‘Night Light’ is a digital representation of a child’s grave at night time ( a night light is placed for comfort in dark areas to provide a sense of security – often in a child’s bedroom or sometimes beside a grave). Video games and blockbuster movies, constantly use computer animation to depict death, usually through some spectacular demise. I was interested in using the same technology to explore death from a different perspective. Although this is a virtual representation of death, where everything is rendered from scratch, the work is intended to generate affect and solicit emotions in the viewer. As such, it could be seen as mediation on the personal nature of grief and memory, the ontology of objects and anthropomorphism.
It’s the very personal nature of grief. We can empathise with people that we know or meet who have suffered a loss, but ultimately it’s impossible to fully participate emotionally in grieving without having known the deceased. In that sense, this simulated grave is set up for failure as it can never replicate the personal nature of the situation that it is trying to represent. No matter how significant the loss might be personally, the world continues and is, on the whole, utterly unaware and unconcerned with our specific situation. Each night the light will turn itself on without human intervention and shine away without an audience. The objects continue to exist when we are not there, they have their own ontology.
This is the credited and titled film version. A continuous loop version for use in dedicated installations is available here: vimeo.com/146658416
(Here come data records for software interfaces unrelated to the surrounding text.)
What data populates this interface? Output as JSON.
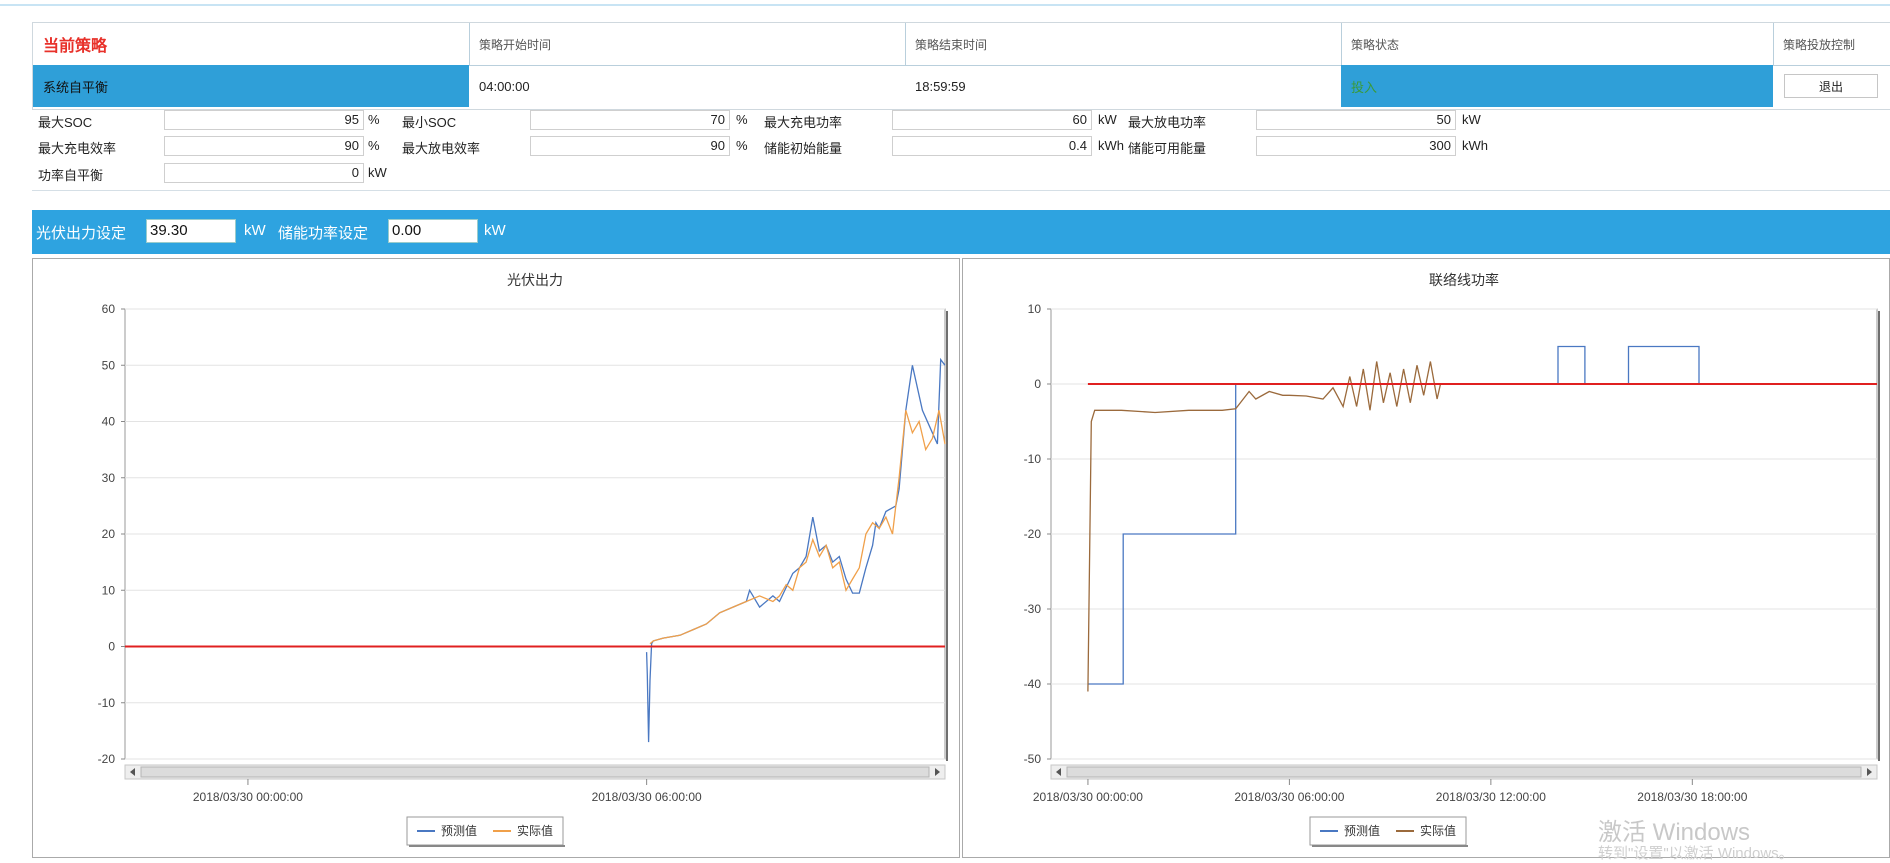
{
  "strategy": {
    "title": "当前策略",
    "headers": {
      "start": "策略开始时间",
      "end": "策略结束时间",
      "status": "策略状态",
      "control": "策略投放控制"
    },
    "row": {
      "name": "系统自平衡",
      "start": "04:00:00",
      "end": "18:59:59",
      "status": "投入",
      "action": "退出"
    }
  },
  "params": [
    {
      "label": "最大SOC",
      "value": "95",
      "unit": "%"
    },
    {
      "label": "最小SOC",
      "value": "70",
      "unit": "%"
    },
    {
      "label": "最大充电功率",
      "value": "60",
      "unit": "kW"
    },
    {
      "label": "最大放电功率",
      "value": "50",
      "unit": "kW"
    },
    {
      "label": "最大充电效率",
      "value": "90",
      "unit": "%"
    },
    {
      "label": "最大放电效率",
      "value": "90",
      "unit": "%"
    },
    {
      "label": "储能初始能量",
      "value": "0.4",
      "unit": "kWh"
    },
    {
      "label": "储能可用能量",
      "value": "300",
      "unit": "kWh"
    },
    {
      "label": "功率自平衡",
      "value": "0",
      "unit": "kW"
    }
  ],
  "setbar": {
    "pv_label": "光伏出力设定",
    "pv_value": "39.30",
    "pv_unit": "kW",
    "st_label": "储能功率设定",
    "st_value": "0.00",
    "st_unit": "kW"
  },
  "chart_data": [
    {
      "type": "line",
      "title": "光伏出力",
      "ylim": [
        -20,
        60
      ],
      "yticks": [
        "60",
        "50",
        "40",
        "30",
        "20",
        "10",
        "0",
        "-10",
        "-20"
      ],
      "xticks": [
        "2018/03/30 00:00:00",
        "2018/03/30 06:00:00"
      ],
      "legend": [
        "预测值",
        "实际值"
      ],
      "series": [
        {
          "name": "预测值",
          "color": "#4a78c2",
          "x": [
            6,
            6.02,
            6.06,
            6.1,
            6.15,
            6.2,
            6.5,
            7,
            7.4,
            7.8,
            8.2,
            8.6,
            9,
            9.1,
            9.2,
            9.4,
            9.8,
            10,
            10.4,
            10.6,
            10.8,
            11,
            11.2,
            11.4,
            11.6,
            11.8,
            12,
            12.2,
            12.4,
            12.6,
            12.8,
            12.9,
            13,
            13.2,
            13.5,
            13.6,
            13.8,
            14,
            14.3,
            14.6,
            14.75,
            14.85,
            14.98
          ],
          "y": [
            -1,
            -5,
            -17,
            -6,
            0.5,
            1,
            1.5,
            2,
            3,
            4,
            6,
            7,
            8,
            10,
            9,
            7,
            9,
            8,
            13,
            14,
            16,
            23,
            17,
            18,
            15,
            16,
            12,
            9.5,
            9.5,
            14,
            18,
            22,
            21,
            24,
            25,
            28,
            42,
            50,
            42,
            38,
            36,
            51,
            50
          ]
        },
        {
          "name": "实际值",
          "color": "#f0a04a",
          "x": [
            6.1,
            6.2,
            6.5,
            7,
            7.4,
            7.8,
            8.2,
            8.6,
            9,
            9.4,
            9.8,
            10,
            10.2,
            10.4,
            10.6,
            10.8,
            11,
            11.2,
            11.4,
            11.6,
            11.8,
            12,
            12.2,
            12.4,
            12.6,
            12.8,
            13,
            13.2,
            13.4,
            13.6,
            13.8,
            14,
            14.2,
            14.4,
            14.6,
            14.8,
            14.98
          ],
          "y": [
            0.5,
            1,
            1.5,
            2,
            3,
            4,
            6,
            7,
            8,
            9,
            8,
            9,
            11,
            10,
            14,
            15,
            19,
            16,
            18,
            14,
            15,
            10,
            12,
            14,
            20,
            22,
            21,
            23,
            20,
            30,
            42,
            38,
            40,
            35,
            37,
            42,
            36
          ]
        }
      ]
    },
    {
      "type": "line",
      "title": "联络线功率",
      "ylim": [
        -50,
        10
      ],
      "yticks": [
        "10",
        "0",
        "-10",
        "-20",
        "-30",
        "-40",
        "-50"
      ],
      "xticks": [
        "2018/03/30 00:00:00",
        "2018/03/30 06:00:00",
        "2018/03/30 12:00:00",
        "2018/03/30 18:00:00"
      ],
      "legend": [
        "预测值",
        "实际值"
      ],
      "series": [
        {
          "name": "预测值",
          "color": "#4a78c2",
          "x": [
            0,
            1.05,
            1.05,
            4.4,
            4.4,
            6,
            8,
            10,
            12,
            14,
            14,
            14.8,
            14.8,
            16.1,
            16.1,
            18.2,
            18.2,
            23.5
          ],
          "y": [
            -40,
            -40,
            -20,
            -20,
            0,
            0,
            0,
            0,
            0,
            0,
            5,
            5,
            0,
            0,
            5,
            5,
            0,
            0
          ]
        },
        {
          "name": "实际值",
          "color": "#9b6a3c",
          "x": [
            0,
            0.1,
            0.2,
            1,
            2,
            3,
            4,
            4.4,
            4.8,
            5,
            5.4,
            5.8,
            6,
            6.5,
            7,
            7.3,
            7.6,
            7.8,
            8,
            8.2,
            8.4,
            8.6,
            8.8,
            9,
            9.2,
            9.4,
            9.6,
            9.8,
            10,
            10.2,
            10.4,
            10.5
          ],
          "y": [
            -41,
            -5,
            -3.5,
            -3.5,
            -3.8,
            -3.5,
            -3.5,
            -3.3,
            -1,
            -2,
            -1,
            -1.5,
            -1.5,
            -1.6,
            -2,
            -0.5,
            -3,
            1,
            -3,
            2,
            -3.5,
            3,
            -2.5,
            1.5,
            -3,
            2,
            -2.5,
            2.5,
            -1.5,
            3,
            -2,
            0
          ]
        },
        {
          "name": "baseline",
          "color": "#e02020",
          "x": [
            0,
            23.5
          ],
          "y": [
            0,
            0
          ]
        }
      ]
    }
  ],
  "watermark": {
    "line1": "激活 Windows",
    "line2": "转到\"设置\"以激活 Windows。"
  },
  "colors": {
    "accent": "#2ea3e0",
    "title_red": "#e8312a",
    "zero_line": "#e02020"
  }
}
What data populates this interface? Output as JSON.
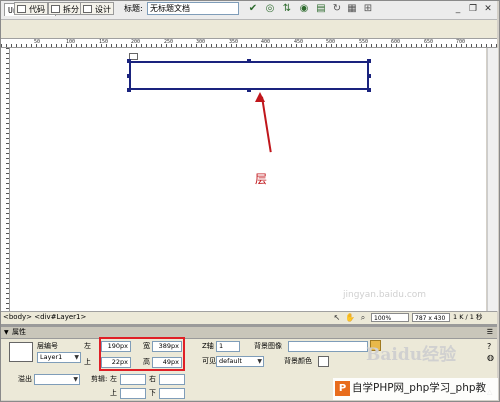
{
  "window": {
    "doc_tab": "Untitled-1*",
    "min": "_",
    "restore": "❐",
    "close": "✕"
  },
  "toolbar": {
    "code_label": "代码",
    "split_label": "拆分",
    "design_label": "设计",
    "title_label": "标题:",
    "title_value": "无标题文档"
  },
  "ruler": {
    "marks": [
      "50",
      "100",
      "150",
      "200",
      "250",
      "300",
      "350",
      "400",
      "450",
      "500",
      "550",
      "600",
      "650",
      "700"
    ]
  },
  "annotation": {
    "text": "层",
    "color": "#c0161b"
  },
  "statusbar": {
    "tags": "<body> <div#Layer1>",
    "zoom": "100%",
    "size": "787 x 430",
    "info": "1 K / 1 秒"
  },
  "props": {
    "panel_title": "属性",
    "layer_id_label": "层编号",
    "layer_id_value": "Layer1",
    "left_label": "左",
    "left_value": "190px",
    "top_label": "上",
    "top_value": "22px",
    "width_label": "宽",
    "width_value": "389px",
    "height_label": "高",
    "height_value": "49px",
    "z_label": "Z轴",
    "z_value": "1",
    "bgimage_label": "背景图像",
    "visibility_label": "可见性",
    "visibility_value": "default",
    "bgcolor_label": "背景颜色",
    "overflow_label": "溢出",
    "clip_label": "剪辑:",
    "clip_left": "左",
    "clip_right": "右",
    "clip_top": "上",
    "clip_bottom": "下"
  },
  "watermarks": {
    "site": "自学PHP网_php学习_php教",
    "logo": "P",
    "baidu": "Baidu经验",
    "jingyan": "jingyan.baidu.com"
  },
  "colors": {
    "layer_border": "#1a237e",
    "highlight": "#e01f26",
    "panel_bg": "#ece9d8"
  }
}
3D modelling and rendering in Blender, animation and editing in Premiere. Original Format: 1920x1080, 16:9, 25fps, 2 channel sound.
Production Date 2016